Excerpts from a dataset
=== Section Start ===
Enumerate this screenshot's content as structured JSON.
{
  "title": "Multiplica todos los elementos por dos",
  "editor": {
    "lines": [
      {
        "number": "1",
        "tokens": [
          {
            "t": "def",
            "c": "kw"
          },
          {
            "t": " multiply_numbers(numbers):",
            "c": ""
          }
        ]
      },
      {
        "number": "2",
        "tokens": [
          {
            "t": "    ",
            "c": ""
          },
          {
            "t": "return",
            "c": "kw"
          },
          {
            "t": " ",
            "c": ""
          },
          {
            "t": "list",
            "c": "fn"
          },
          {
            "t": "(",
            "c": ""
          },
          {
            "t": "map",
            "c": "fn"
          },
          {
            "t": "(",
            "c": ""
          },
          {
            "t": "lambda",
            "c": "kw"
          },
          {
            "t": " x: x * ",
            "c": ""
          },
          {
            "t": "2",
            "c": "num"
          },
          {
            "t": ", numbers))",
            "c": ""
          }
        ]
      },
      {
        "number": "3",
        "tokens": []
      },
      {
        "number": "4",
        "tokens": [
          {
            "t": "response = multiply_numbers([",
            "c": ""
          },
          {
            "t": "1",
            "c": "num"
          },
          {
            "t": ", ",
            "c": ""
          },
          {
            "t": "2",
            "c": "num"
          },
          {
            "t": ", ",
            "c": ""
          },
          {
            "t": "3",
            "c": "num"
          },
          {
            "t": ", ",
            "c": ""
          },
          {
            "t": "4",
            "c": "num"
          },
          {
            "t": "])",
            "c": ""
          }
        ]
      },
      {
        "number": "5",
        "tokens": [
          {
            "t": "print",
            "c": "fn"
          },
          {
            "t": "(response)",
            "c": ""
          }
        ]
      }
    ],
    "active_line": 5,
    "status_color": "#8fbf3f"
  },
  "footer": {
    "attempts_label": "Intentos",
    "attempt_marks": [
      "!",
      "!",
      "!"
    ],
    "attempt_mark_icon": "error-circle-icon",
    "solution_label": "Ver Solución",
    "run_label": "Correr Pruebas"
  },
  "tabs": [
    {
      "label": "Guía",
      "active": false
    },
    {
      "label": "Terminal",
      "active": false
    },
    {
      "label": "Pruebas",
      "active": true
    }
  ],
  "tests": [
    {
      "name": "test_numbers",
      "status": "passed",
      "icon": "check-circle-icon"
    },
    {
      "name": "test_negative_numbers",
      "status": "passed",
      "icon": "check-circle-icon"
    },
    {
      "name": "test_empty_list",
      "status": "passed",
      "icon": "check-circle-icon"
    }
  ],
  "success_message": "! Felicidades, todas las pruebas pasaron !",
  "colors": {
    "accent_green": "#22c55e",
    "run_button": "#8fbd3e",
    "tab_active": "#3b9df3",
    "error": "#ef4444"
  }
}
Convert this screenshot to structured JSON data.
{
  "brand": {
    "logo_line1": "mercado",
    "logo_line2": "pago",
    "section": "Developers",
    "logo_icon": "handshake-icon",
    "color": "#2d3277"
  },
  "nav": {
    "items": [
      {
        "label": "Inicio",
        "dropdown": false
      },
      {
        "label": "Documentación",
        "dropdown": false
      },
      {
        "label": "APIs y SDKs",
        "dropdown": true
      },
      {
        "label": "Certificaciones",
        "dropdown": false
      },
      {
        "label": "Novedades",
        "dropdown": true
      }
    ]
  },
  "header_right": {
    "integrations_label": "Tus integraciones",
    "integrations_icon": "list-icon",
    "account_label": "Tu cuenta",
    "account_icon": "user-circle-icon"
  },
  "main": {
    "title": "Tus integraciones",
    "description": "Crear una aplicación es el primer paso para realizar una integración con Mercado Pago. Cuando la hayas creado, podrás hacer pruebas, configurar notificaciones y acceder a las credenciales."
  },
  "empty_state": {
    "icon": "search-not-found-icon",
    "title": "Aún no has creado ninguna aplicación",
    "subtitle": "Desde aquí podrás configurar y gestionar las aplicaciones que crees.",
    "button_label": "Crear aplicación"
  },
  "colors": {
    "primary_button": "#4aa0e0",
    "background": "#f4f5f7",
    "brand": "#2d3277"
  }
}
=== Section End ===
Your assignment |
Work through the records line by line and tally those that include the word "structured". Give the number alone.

Your response |
2